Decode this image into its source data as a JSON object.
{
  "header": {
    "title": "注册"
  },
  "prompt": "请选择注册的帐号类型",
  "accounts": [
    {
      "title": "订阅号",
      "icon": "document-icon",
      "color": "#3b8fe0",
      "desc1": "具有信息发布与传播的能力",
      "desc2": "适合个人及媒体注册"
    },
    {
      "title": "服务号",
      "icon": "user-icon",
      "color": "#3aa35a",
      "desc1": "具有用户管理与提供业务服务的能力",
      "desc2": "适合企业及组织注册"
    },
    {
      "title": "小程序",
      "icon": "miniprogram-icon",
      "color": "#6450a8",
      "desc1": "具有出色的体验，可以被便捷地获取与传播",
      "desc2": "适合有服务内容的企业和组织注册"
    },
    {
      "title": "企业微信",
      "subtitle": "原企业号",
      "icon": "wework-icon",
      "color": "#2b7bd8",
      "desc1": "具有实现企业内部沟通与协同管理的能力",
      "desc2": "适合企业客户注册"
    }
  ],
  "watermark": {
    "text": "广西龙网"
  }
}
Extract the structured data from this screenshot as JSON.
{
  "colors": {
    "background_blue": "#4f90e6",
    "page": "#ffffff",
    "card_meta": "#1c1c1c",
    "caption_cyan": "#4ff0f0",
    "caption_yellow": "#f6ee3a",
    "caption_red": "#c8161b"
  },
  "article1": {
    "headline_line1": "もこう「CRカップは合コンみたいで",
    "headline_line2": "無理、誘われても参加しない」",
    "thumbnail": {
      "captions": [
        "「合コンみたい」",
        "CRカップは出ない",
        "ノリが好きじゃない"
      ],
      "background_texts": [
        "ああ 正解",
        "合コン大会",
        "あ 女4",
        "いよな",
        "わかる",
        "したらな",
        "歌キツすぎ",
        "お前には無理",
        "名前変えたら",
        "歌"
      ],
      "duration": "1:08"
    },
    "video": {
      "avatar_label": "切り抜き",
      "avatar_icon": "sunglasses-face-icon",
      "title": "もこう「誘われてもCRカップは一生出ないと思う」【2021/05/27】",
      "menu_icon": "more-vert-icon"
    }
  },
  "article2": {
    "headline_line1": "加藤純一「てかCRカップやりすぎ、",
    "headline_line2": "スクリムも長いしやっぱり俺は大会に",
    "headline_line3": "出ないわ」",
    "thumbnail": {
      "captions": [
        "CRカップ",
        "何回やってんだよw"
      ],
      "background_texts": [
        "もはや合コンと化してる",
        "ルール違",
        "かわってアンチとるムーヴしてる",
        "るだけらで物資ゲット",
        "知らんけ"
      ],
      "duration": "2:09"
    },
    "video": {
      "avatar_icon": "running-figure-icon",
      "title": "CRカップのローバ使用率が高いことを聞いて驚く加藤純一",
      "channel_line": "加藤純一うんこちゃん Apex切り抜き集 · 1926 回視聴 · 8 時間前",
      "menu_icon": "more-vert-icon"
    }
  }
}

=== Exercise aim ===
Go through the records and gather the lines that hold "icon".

=== Solution below ===
      "icon": "document-icon",
      "icon": "user-icon",
      "icon": "miniprogram-icon",
      "icon": "wework-icon",
      "avatar_icon": "sunglasses-face-icon",
      "menu_icon": "more-vert-icon"
      "avatar_icon": "running-figure-icon",
      "menu_icon": "more-vert-icon"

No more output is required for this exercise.